= Work item =
Copies of all lines that contain "Sorted" are needed; take them from the data below.

= Material supplied =

============

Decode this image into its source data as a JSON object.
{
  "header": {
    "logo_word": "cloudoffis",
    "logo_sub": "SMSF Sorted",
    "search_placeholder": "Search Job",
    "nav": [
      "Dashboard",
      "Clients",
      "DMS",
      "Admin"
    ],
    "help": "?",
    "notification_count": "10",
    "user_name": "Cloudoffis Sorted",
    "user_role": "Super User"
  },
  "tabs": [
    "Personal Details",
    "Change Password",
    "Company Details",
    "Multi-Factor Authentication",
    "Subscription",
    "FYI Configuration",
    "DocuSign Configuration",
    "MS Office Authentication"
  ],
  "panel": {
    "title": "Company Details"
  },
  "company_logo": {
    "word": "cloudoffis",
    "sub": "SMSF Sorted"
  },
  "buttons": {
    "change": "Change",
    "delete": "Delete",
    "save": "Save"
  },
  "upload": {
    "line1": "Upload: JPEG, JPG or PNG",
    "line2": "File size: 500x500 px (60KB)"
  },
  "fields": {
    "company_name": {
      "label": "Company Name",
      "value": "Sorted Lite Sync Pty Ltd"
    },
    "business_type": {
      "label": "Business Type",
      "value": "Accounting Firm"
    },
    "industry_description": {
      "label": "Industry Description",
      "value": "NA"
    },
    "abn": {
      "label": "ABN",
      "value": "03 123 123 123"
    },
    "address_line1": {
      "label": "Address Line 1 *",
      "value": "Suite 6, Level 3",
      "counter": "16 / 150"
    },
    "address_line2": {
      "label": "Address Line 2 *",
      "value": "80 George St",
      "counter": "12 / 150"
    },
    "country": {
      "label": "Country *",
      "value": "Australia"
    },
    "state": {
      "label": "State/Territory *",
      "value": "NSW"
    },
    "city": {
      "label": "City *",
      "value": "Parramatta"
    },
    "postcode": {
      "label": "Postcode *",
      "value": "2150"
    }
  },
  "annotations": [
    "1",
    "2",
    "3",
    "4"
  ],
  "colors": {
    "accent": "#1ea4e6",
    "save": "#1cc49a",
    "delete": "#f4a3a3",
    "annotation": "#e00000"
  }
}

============

= Task response =
    "logo_sub": "SMSF Sorted",
    "user_name": "Cloudoffis Sorted",
    "sub": "SMSF Sorted"
      "value": "Sorted Lite Sync Pty Ltd"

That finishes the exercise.